Liteary Nonfiction. Memoir. In these interconnected stories, Zweig takes readers on a journey deep into the every day life of Naples in the 1960s—Naples, the birthplace of his mother, the home of his extended family, and the impoverished city that American tourists avoided altogether. Upon his arrival each summer, Zweig, an American of Italian, German, and Jewish descent, was quickly immersed in the ways of the Neapolitans, where complaining, it seemed, was a moral imperative, the voices of singing salesmen rang out each morning, meals were not just meals—they were events—and the one and only rabbi in town greeted him in his underwear each time he arrived for his Bar Mitzvah lessons. Throughout, Zweig offers tender insights into the mind and heart of a young boy as he awakens to the wonders and disappointments of life during his annual visits to Naples. It is over the course of those summers that he uncovers new mysteries surrounding his heritage and gains a deeper understanding of his parents and the place where they met.

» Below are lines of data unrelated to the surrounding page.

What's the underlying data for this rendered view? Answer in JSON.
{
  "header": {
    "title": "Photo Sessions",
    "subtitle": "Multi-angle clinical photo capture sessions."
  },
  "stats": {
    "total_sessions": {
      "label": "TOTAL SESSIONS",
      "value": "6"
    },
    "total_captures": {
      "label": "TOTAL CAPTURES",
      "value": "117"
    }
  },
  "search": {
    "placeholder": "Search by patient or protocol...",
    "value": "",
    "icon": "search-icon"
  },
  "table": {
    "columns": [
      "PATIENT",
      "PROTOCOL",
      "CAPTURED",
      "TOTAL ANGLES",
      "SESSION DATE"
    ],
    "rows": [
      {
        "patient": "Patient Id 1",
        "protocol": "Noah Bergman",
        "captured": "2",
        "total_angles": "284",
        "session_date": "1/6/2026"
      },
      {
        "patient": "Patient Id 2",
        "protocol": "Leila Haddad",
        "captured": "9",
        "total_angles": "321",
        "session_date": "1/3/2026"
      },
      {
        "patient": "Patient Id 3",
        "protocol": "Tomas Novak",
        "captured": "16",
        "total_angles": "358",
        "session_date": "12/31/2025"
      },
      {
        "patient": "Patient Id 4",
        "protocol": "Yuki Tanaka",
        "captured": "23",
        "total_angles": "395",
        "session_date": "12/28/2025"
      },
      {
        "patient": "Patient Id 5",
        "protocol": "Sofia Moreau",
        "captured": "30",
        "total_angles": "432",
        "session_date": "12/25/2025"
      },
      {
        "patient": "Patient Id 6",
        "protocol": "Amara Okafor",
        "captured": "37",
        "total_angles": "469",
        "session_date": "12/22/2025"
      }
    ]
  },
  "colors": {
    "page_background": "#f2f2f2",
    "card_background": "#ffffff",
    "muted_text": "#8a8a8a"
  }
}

Robert Zweig is a professor of English at the Borough of Manhattan Community College of the City University of New York. He is the author of numerous publications in journals, encyclopedias, and books, and is the author of several textbooks. He has lectured at many universities throughout the United States and abroad, and lives in Westchester, New York, with his wife and two children. Author City: PELHAM, NY USA